Coronal mass ejections (CMEs)

January 20-22: No obviously fully or partly Earth directed CMEs were observed. No images were available for January 21-22 when I wrote this.

Coronal holes

Coronal hole history (since late October 2002)
Compare today's report with the situation one solar rotation ago: 28 days ago 27 days ago 26 days ago

A recurrent trans equatorial coronal hole (CH206) was in an Earth facing position on January 21-23. CH206 has decayed in the southern part over the last solar rotation.

Processed SOHO/EIT 284 image at 19:06 UTC on January 22. The darkest areas on the solar disk are likely coronal holes.


The geomagnetic field is expected to be unsettled to active on January 23-24 due to effects from CH206. Quiet to unsettled is likely on January 25-26.

Coronal holes (1) Coronal mass ejections (2) M and X class flares (3)
Coronal hole indicator CME indicator M and X class flare indicator

1) Effects from a coronal hole could reach Earth within the next 5 days. When the high speed stream has arrived the color changes to green.
2) Effects from a CME are likely to be observed at Earth within 96 hours.
3) There is a possibility of either M or X class flares within the next 48 hours.

Green: 0-20% probability, Yellow: 20-60% probability, Red: 60-100% probability.


Long distance low and medium frequency (below 2 MHz) propagation along east-west paths over high and upper middle latitudes is poor to fair.

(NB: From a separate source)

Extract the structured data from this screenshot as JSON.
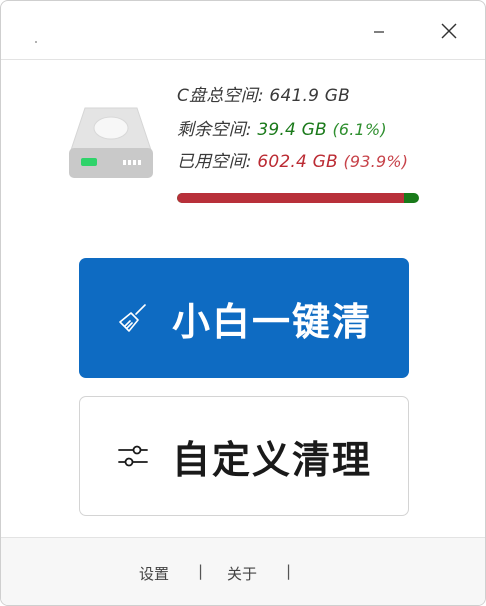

Propagation on long distance northeast-southwest paths is very poor. Trans Atlantic propagation conditions are normally monitored every night on 1470 kHz. Dominant station tonight: Radio Vibración (Venezuela). Several stations from the easternmost parts of North America were still audible, however, propagation to locations further south was improved. In particular stations from Venezuela and Cuba had fair to good signals.

Active solar regions (Recent map)

Compare to the previous day's image.

Data for all numbered solar regions according to the Solar Region Summary provided by NOAA/SEC. Comments are my own, as is the STAR spot count (spots observed at or inside a few hours before midnight) and data for regions not numbered by SEC or where SEC has observed no spots. SEC active region numbers in the table below and in the active region map above are the historic SEC/USAF numbers.

Active region Date numbered SEC
Location at midnight Area Classification Comment
10848 2006.01.18 39 29 S19W15 0250 EAC beta-gamma
classification was EAI at midnight
10849 2006.01.22 1 2 S07E44 0010 HSX formerly region S618
S619 2006.01.22   1 N06E08 0000 AXX  
Total spot count: 40 32  
SSN: 60 62  

Monthly solar cycle data

Month Average solar
flux at Earth
International sunspot number Smoothed sunspot number
2000.04 184.2 125.5 120.8
cycle 23 sunspot max.
2000.07 202.3 170.1 119.8
2001.12 235.1 132.2 114.6 (-0.9)
2004.11 113.2 43.5 35.3 (-0.6)
2004.12 94.5 17.9 35.2 (-0.1)
2005.01 102.2 31.3 34.6 (-0.6)
2005.02 97.2 29.2 33.9 (-0.7)
2005.03 89.9 24.5 33.5 (-0.4)
2005.04 86.0 24.4 31.6 (-1.9)
2005.05 99.3 42.6 28.9 (-2.7)
2005.06 93.7 39.6 28.8 (-0.1)
2005.07 96.4 39.9 (29.1 predicted, +0.3)
2005.08 90.5 36.4 (27.4 predicted, -1.7)
2005.09 91.1 22.1 (25.4 predicted, -2.0)
2005.10 77.0 8.5 (23.4 predicted, -2.0)
2005.11 86.3 18.0 (21.0 predicted, -2.4)
2005.12 90.7 41.2 (18.2 predicted, -2.8)
2006.01 83.0 (1) 18.9 (2) (15.2 predicted, -3.0)

1) Running average based on the daily 20:00 UTC observed solar flux value at 2800 MHz.
2) Unofficial, accumulated value based on the Boulder (NOAA/SEC) sunspot number. The official international sunspot number is typically 30-50% lower.

This report has been prepared by Jan Alvestad. It is based partly on my own observations and analysis, and partly on data from some of these solar data sources. All time references are to the UTC day. Comments and suggestions are always welcome.

[DX-Listeners' Club]